*** Begin section ***

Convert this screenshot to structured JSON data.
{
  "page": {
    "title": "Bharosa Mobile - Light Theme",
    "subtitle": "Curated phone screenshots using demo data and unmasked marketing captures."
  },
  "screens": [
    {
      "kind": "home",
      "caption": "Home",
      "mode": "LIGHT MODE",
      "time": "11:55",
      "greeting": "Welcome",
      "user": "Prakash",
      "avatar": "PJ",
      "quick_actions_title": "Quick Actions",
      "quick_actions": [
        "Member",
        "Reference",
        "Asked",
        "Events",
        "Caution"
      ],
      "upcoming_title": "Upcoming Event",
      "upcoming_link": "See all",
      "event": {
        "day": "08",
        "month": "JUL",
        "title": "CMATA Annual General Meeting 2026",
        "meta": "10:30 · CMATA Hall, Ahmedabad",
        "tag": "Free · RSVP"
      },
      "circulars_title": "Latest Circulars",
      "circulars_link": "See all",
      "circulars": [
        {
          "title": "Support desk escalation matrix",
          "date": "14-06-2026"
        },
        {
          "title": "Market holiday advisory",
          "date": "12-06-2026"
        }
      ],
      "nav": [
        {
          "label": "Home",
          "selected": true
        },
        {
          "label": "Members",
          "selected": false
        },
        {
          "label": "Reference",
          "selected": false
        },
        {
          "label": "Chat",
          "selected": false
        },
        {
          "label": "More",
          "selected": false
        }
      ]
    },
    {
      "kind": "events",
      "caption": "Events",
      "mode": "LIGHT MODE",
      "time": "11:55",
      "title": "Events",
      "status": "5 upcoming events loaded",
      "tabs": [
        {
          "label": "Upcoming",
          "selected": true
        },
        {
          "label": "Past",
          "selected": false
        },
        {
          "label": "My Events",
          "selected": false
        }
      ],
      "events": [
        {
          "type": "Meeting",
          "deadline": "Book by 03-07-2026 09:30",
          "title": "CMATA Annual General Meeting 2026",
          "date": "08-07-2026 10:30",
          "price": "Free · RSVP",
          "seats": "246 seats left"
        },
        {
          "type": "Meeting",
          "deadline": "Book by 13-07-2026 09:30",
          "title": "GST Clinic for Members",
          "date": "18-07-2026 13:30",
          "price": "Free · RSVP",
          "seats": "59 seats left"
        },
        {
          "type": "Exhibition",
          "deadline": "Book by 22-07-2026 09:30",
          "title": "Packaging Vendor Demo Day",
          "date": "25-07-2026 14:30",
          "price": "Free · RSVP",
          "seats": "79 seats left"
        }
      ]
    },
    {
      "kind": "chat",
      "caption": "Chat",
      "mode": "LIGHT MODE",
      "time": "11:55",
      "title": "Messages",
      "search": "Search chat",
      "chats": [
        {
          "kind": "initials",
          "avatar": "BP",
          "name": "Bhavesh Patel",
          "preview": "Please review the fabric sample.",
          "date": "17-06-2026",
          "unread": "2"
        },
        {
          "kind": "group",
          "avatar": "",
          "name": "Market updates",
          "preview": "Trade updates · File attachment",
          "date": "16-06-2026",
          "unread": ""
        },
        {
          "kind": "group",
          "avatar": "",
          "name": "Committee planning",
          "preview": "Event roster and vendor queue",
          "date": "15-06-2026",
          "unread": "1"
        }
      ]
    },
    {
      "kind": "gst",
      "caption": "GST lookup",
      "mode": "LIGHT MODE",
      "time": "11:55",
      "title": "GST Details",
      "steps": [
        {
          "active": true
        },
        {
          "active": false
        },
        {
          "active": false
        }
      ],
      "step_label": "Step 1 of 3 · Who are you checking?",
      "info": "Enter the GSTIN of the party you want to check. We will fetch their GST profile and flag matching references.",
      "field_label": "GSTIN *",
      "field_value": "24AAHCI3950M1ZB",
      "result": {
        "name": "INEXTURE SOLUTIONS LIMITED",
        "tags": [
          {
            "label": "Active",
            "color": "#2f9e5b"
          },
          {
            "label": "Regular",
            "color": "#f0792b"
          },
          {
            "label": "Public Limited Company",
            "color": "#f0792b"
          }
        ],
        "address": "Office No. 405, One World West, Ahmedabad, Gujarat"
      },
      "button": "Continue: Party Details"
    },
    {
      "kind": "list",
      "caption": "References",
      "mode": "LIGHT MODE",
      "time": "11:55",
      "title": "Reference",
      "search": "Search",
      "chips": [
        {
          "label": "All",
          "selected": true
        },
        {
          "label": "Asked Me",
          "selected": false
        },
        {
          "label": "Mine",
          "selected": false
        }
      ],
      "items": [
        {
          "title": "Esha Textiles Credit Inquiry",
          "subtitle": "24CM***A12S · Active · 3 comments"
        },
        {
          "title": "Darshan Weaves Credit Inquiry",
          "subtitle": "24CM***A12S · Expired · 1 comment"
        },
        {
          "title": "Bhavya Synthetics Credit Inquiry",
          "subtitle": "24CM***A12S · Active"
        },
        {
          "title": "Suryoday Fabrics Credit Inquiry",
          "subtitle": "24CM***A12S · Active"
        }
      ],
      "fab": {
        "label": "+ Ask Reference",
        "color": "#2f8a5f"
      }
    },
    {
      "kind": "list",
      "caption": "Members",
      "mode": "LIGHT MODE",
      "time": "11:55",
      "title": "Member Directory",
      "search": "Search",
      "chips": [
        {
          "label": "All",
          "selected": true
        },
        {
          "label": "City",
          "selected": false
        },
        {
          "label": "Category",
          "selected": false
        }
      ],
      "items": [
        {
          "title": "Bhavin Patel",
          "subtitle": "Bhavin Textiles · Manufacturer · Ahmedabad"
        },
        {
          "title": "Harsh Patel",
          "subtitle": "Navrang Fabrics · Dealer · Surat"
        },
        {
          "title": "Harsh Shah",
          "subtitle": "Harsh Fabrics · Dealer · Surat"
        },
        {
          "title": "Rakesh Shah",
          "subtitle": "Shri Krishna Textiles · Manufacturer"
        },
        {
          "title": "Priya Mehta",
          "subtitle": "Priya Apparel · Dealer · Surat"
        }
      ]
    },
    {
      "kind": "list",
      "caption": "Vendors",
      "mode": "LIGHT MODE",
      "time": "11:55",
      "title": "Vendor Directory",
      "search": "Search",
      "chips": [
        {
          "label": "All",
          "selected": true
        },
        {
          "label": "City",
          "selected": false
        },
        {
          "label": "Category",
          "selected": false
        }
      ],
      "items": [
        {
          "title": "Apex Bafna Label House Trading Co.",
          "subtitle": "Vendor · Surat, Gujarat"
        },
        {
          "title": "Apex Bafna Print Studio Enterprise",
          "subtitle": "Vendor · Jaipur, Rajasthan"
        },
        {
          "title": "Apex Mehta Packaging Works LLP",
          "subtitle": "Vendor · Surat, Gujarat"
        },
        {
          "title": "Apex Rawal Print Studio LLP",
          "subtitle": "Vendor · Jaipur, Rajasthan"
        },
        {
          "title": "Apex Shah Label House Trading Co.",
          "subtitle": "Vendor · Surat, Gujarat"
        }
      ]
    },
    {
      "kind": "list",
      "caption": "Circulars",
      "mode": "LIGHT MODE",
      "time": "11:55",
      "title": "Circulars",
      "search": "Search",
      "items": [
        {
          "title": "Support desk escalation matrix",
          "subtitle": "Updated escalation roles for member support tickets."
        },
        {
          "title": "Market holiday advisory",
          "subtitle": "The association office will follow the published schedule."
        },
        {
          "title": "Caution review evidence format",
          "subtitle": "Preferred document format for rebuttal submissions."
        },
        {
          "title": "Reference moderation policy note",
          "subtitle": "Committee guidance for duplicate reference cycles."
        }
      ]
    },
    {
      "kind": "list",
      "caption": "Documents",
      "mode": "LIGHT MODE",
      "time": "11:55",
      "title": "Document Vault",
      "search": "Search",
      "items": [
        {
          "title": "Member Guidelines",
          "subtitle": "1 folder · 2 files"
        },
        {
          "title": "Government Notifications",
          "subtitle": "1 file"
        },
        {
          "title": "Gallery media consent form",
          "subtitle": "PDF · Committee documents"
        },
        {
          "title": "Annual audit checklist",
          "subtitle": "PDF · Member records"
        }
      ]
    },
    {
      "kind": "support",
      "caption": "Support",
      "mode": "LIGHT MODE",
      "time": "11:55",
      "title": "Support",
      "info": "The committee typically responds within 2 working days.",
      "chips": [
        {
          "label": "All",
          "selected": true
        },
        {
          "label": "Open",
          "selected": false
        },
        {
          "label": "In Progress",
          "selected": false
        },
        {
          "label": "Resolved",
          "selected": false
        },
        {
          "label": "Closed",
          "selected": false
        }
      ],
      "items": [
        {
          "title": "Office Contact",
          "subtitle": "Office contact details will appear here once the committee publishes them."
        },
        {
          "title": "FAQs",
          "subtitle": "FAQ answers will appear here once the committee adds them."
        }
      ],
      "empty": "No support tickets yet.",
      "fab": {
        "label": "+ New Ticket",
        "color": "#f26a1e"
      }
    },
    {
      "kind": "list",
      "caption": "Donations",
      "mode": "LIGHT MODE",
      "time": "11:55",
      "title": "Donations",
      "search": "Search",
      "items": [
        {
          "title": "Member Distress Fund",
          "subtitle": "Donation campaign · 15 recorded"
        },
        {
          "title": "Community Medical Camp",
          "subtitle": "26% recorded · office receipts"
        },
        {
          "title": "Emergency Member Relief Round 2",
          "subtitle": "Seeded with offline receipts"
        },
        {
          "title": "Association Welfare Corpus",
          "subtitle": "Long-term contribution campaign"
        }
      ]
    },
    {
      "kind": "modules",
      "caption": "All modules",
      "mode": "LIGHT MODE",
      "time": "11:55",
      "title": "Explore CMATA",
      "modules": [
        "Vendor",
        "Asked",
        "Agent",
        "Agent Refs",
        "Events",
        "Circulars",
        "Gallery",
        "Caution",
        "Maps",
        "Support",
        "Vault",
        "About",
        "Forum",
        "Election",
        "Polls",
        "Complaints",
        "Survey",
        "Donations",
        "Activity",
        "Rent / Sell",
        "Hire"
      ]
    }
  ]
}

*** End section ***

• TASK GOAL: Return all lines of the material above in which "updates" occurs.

• YOUR RESPONSE:
          "name": "Market updates",
          "preview": "Trade updates · File attachment",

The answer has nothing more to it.